How the US Could Catch Up With Japanese Investment
A SEMINAL economic development has gone almost unnoticed by the national media. The Japanese have added another round to their astonishing arsenal of economic power by out-investing the United States in plant and equipment for the first time in the postwar era. President Bush should respond to this challenge by introducing a bold and ambitious initiative for boosting investment as the centerpiece of his next State of the Union address. Without such an initiative, the US risks becoming a second-rate economic power as we enter a new millennium. What makes Japan's achievement particularly extraordinary is that Japan will out-invest the US by nearly $50 billion in 1989 - $560 billion compared to $514 billion - despite the fact that its population is only half ours and its output of goods and services only 60 percent of our own. Japan will make $4,549 in per capita plant and equipment investment in 1989, the US only $2,065.
This ``investment gap'' is growing.

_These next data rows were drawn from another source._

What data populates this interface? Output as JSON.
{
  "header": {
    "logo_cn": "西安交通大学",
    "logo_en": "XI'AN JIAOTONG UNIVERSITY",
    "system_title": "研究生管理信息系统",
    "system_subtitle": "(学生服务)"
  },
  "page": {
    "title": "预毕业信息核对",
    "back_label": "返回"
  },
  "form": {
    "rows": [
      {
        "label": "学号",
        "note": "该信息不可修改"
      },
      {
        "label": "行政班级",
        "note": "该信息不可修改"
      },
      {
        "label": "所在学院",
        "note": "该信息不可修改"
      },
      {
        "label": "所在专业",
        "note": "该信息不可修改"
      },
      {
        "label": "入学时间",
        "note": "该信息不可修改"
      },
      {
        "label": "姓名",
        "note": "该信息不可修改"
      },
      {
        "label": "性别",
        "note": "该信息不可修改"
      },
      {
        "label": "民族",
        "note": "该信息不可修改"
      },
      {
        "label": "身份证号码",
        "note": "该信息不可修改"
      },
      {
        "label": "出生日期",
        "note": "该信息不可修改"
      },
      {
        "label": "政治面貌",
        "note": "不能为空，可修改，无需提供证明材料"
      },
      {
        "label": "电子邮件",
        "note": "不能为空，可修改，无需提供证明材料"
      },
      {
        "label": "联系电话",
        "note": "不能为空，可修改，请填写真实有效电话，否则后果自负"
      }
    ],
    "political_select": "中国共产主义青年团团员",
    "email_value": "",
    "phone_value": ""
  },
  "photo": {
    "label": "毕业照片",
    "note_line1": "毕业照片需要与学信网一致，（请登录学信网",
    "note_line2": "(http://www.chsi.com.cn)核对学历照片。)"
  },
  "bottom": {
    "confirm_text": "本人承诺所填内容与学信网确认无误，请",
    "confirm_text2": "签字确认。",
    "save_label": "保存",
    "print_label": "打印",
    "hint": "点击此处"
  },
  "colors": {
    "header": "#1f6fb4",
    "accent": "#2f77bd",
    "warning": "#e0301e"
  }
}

Data Resources Inc., which provides these figures, estimates that the gap will increase to $80 billion by 1990. Unless reversed, this trend poses a threat far more dangerous to our societal health than the ``missile gaps'' which fevered our imaginations in the 1960s and 1970s.
If there is any one figure that virtually all economists agree is critical to a nation's industrial base, it is its investment in plant and equipment. Investment in plant - factories and office buildings - and equipment - machinery, computers, and tools - is a measurement of both productive capacity and a nation's future output. If we allow our investment to decline, it will only be a matter of time before we lose our lead in every other indicator of economic health as well.
What can we do to close this alarming ``investment gap?'' Unfortunately, neither the recent capital gains proposal nor projected deficit reduction for 1989 will do the job. The US needs a far more ambitious strategy to promote public and private sector investment in plant and equipment, education, training, civilian research and development (R&D), and infrastructure.
Most of our new investment will need to come from the private sector. But government must also play an active role - providing the overall incentives and, where necessary, direct financial support to keep America competitive. We must act now, before it is too late.
In his next State of the Union, President Bush should launch a national initiative that includes:
Real deficit reduction. Presidential leadership is required to put together a package of equitable spending cuts and revenue increases that will reduce the deficit to zero over the next four years.
Special investment and ``supersaver'' bonds. The US Treasury should issue small-denomination bonds, the proceeds of which would go toward investment in strategic industries and technologies. It should also support the ``supersaver bonds'' suggested by Thermo Electron chief George Hatsopoulos, which would encourage increased savings through regular payroll deductions.
Equitable capital gains reduction. We should raise capital gains taxes on short-term, speculative investment, but decrease them dramatically for investments held more than seven years. Any revenue loss should be made up by taxes on those who can most afford to pay.
Increase in civilian R&D. Spending on civilian R&D should be at least 50 percent of overall federal R&D spending. Spread over three years, and matched by the private sector, this would see an increase of $40 billion in investment in strategic industries - without any rise in the federal deficit.
Removal of Social Security from the unified budget. Social Security Trust Fund surpluses are used to fund the deficit, thereby reducing the pressure on us to cut deficit spending and increase savings. Removing Social Security from the unified budget would increase investment and improve the Fund's long-term viability.
Support for industry-led efforts to increase investment. The US government should ensure that new investment in plant and equipment is used wisely by creating a private sector Technology Corporation of America (TCA) to provide a framework for industry to form cooperative ventures capable of competing with the Japanese in strategic industries and technologies.
As the cold war fades into the background, a new battlefield is emerging - an economic one in which T-bills, not tanks, are the key to success. To win on this battlefield, we need an investment economics strategy that matches our top competitors' investment performance in technology, infrastructure, and our work force.